About this task:
Your task is to find every line of the listing that includes "What" and copy it.

= = =

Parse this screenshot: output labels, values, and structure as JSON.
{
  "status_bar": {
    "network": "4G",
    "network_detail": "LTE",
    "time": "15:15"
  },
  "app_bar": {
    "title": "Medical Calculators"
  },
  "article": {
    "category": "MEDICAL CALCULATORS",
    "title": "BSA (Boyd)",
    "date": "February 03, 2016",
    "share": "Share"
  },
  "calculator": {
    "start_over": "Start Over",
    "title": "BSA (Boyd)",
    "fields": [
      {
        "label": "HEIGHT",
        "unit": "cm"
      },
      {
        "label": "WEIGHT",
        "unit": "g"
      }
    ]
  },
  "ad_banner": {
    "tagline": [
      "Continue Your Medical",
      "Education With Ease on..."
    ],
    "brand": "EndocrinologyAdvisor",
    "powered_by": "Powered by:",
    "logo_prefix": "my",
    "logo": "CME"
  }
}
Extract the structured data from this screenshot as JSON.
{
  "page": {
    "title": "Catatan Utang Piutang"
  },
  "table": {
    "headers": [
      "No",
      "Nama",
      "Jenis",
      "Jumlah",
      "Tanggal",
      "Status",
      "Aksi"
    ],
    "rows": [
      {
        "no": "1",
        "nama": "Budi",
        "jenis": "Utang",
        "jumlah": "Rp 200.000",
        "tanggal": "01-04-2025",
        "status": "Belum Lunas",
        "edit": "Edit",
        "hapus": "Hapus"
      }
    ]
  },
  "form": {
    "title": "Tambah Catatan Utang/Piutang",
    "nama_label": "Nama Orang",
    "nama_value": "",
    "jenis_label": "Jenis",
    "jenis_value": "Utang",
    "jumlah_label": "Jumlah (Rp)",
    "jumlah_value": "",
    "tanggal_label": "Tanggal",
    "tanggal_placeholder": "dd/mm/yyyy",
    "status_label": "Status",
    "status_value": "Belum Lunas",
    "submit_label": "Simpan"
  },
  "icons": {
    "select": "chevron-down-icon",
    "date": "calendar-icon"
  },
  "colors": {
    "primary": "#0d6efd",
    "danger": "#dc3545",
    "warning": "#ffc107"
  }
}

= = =

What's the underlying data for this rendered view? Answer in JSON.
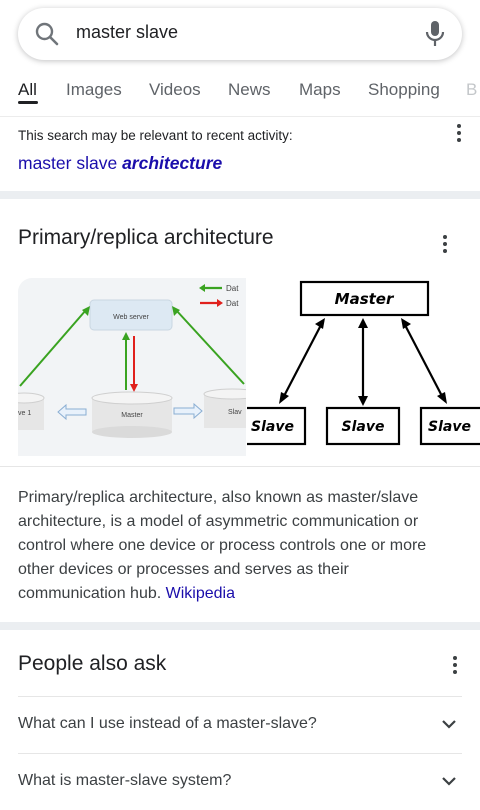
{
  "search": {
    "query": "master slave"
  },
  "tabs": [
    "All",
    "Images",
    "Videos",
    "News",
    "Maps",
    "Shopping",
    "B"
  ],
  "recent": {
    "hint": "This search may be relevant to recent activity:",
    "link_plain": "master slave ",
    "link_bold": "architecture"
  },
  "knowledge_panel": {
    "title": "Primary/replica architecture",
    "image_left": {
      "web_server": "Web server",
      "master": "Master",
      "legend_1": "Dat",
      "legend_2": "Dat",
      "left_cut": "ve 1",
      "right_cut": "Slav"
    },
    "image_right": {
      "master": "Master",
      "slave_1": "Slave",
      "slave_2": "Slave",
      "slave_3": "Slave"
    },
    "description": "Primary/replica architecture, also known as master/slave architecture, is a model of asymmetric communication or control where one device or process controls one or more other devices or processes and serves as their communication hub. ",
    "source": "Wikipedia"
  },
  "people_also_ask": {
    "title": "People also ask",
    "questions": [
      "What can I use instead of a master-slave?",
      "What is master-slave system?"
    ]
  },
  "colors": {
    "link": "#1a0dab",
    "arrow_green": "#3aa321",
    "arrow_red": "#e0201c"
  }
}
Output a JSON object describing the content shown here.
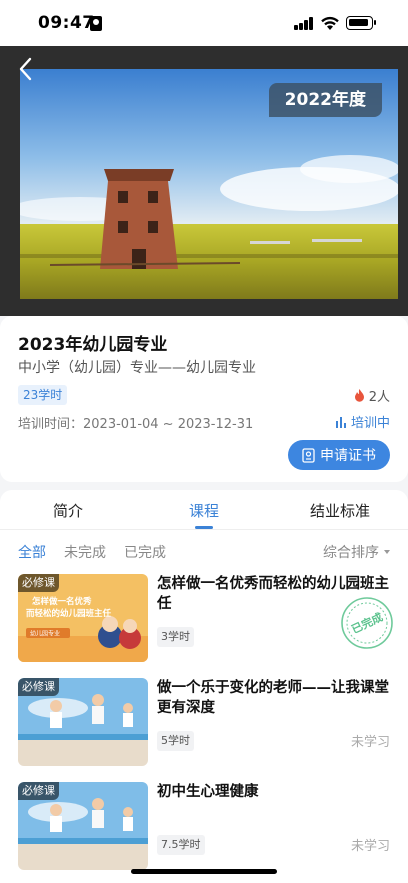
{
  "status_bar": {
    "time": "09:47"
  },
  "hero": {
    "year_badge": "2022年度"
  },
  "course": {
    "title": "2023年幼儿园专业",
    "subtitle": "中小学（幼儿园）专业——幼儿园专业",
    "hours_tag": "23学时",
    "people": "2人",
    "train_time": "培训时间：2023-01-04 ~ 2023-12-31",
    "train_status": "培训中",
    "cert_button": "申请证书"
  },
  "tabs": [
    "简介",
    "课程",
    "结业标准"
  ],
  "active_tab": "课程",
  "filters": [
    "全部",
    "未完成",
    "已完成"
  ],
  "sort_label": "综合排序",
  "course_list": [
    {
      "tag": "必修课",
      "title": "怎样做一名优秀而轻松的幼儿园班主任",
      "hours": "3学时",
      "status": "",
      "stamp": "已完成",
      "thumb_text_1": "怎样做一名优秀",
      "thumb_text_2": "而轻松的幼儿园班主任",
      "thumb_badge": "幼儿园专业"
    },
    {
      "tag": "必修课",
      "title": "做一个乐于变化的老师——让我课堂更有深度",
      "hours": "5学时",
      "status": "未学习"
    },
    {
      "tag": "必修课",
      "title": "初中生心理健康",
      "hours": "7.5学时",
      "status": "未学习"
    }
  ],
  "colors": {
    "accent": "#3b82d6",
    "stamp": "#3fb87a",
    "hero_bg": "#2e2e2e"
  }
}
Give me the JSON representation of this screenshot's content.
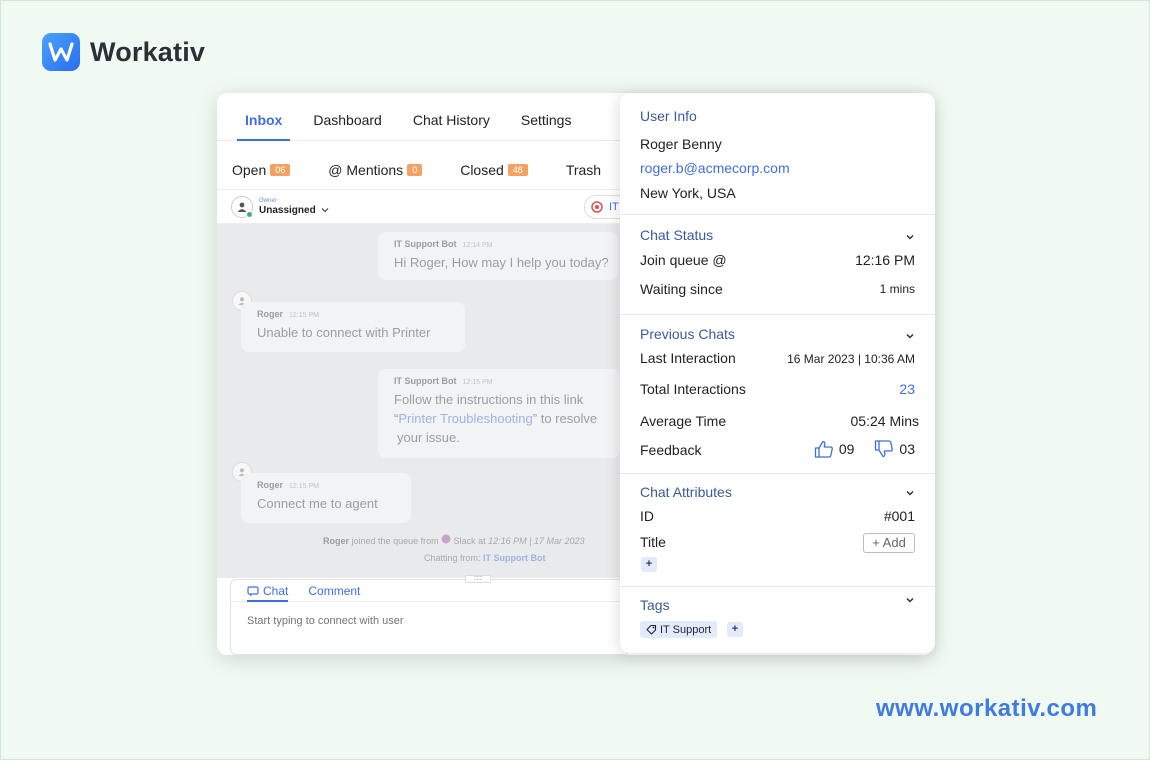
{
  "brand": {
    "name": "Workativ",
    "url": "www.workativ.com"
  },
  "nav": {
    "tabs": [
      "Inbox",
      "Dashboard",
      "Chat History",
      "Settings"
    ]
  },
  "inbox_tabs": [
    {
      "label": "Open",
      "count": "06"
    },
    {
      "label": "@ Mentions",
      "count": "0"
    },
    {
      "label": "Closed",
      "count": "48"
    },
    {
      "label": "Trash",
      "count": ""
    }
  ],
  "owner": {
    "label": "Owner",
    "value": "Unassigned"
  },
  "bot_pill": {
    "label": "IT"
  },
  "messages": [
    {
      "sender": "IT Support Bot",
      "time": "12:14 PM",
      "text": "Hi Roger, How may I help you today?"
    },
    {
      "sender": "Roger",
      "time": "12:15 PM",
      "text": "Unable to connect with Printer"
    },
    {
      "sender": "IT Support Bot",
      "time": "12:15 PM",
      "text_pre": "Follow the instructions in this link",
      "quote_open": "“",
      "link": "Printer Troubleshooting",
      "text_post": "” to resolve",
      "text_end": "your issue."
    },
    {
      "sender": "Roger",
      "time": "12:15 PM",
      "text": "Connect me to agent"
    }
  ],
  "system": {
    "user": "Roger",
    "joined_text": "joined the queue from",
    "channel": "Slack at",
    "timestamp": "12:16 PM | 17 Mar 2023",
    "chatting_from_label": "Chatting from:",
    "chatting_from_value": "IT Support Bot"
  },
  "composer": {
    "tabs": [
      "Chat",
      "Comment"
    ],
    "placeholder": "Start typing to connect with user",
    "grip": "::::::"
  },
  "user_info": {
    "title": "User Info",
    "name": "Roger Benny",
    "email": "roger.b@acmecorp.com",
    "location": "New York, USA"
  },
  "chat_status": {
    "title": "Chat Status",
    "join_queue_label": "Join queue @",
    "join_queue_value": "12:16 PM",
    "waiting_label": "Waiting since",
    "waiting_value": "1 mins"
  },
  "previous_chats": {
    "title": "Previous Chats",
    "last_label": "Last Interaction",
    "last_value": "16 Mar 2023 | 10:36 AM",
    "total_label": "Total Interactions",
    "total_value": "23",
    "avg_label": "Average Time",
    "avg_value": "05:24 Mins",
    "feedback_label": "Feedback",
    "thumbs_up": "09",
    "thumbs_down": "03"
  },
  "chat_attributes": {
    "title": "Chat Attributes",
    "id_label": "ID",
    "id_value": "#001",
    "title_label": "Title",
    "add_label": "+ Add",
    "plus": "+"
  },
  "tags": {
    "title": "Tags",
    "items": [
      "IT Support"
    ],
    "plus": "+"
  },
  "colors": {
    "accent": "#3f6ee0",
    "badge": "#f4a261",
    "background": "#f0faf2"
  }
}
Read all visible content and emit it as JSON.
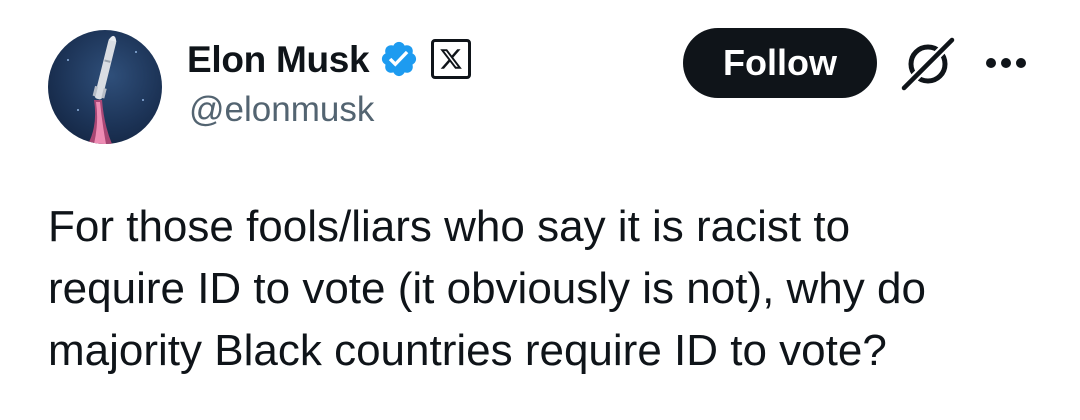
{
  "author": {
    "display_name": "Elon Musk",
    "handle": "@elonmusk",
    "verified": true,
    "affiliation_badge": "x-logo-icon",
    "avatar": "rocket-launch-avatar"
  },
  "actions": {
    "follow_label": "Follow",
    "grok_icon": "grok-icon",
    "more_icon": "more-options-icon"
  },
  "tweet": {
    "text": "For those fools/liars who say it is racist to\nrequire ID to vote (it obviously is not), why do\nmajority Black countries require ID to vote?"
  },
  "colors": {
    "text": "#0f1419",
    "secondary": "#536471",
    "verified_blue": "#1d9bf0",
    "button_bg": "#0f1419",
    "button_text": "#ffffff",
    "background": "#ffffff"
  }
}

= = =

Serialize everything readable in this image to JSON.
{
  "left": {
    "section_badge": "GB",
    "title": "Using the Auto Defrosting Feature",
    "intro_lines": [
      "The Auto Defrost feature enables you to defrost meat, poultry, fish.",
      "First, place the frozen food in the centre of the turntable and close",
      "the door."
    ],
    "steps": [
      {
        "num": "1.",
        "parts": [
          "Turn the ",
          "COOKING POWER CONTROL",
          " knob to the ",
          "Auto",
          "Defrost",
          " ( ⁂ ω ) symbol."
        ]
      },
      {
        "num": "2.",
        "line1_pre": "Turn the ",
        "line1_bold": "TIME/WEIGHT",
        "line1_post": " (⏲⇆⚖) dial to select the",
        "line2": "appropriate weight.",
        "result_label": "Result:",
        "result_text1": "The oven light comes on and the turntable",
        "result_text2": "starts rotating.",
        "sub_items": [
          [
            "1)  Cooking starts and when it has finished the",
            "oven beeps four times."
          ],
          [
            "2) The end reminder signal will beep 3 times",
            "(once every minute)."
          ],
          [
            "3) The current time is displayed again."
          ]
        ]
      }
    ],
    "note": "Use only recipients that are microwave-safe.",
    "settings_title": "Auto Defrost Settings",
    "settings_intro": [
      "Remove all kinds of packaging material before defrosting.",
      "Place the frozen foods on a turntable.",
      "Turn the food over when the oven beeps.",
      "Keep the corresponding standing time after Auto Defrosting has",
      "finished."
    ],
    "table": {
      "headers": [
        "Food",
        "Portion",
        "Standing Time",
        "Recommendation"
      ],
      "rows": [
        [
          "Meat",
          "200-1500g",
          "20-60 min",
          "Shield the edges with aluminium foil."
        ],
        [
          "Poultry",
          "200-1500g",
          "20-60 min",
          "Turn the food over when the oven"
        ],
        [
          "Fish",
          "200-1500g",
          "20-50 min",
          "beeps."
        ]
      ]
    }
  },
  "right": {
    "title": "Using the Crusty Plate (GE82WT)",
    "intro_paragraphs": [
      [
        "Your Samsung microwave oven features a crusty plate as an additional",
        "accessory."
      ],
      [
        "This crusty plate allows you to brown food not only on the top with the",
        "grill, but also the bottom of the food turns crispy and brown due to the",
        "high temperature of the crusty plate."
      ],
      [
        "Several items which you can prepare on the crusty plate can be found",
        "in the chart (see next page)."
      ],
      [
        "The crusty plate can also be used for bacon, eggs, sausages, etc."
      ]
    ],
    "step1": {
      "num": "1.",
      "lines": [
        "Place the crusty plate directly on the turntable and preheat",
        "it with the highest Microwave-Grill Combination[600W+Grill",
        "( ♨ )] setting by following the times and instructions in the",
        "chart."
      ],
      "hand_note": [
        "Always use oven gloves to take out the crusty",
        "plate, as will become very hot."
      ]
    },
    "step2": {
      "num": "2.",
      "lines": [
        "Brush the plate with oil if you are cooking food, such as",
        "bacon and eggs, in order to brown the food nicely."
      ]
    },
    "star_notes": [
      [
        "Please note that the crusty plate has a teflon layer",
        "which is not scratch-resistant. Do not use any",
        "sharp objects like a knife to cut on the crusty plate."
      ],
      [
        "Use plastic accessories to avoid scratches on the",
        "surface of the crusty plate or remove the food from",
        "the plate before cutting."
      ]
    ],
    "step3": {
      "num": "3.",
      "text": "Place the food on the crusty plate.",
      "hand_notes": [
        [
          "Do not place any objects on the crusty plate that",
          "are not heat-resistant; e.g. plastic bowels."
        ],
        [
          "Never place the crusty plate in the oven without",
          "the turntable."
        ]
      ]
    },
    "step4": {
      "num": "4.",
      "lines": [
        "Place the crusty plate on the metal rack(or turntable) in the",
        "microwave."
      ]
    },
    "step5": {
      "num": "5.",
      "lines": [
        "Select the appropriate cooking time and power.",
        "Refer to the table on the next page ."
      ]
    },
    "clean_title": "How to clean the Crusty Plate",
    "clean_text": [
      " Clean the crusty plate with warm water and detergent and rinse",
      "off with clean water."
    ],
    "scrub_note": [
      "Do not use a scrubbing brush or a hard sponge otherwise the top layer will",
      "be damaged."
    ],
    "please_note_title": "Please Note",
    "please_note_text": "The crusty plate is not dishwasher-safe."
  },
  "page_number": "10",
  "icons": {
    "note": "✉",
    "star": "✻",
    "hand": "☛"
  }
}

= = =

Your response:
What's the underlying data for this rendered view? Answer in JSON.
      "What can I use instead of a master-slave?",
      "What is master-slave system?"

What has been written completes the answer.